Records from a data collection

···

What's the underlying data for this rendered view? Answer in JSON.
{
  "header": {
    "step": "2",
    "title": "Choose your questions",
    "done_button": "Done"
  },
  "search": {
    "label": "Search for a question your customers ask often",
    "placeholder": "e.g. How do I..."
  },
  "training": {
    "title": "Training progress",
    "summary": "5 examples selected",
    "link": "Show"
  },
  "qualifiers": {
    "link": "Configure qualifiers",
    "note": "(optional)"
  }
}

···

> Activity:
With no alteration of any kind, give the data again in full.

> Result of the task:
What's the underlying data for this rendered view? Answer in JSON.
{
  "header": {
    "step": "2",
    "title": "Choose your questions",
    "done_button": "Done"
  },
  "search": {
    "label": "Search for a question your customers ask often",
    "placeholder": "e.g. How do I..."
  },
  "training": {
    "title": "Training progress",
    "summary": "5 examples selected",
    "link": "Show"
  },
  "qualifiers": {
    "link": "Configure qualifiers",
    "note": "(optional)"
  }
}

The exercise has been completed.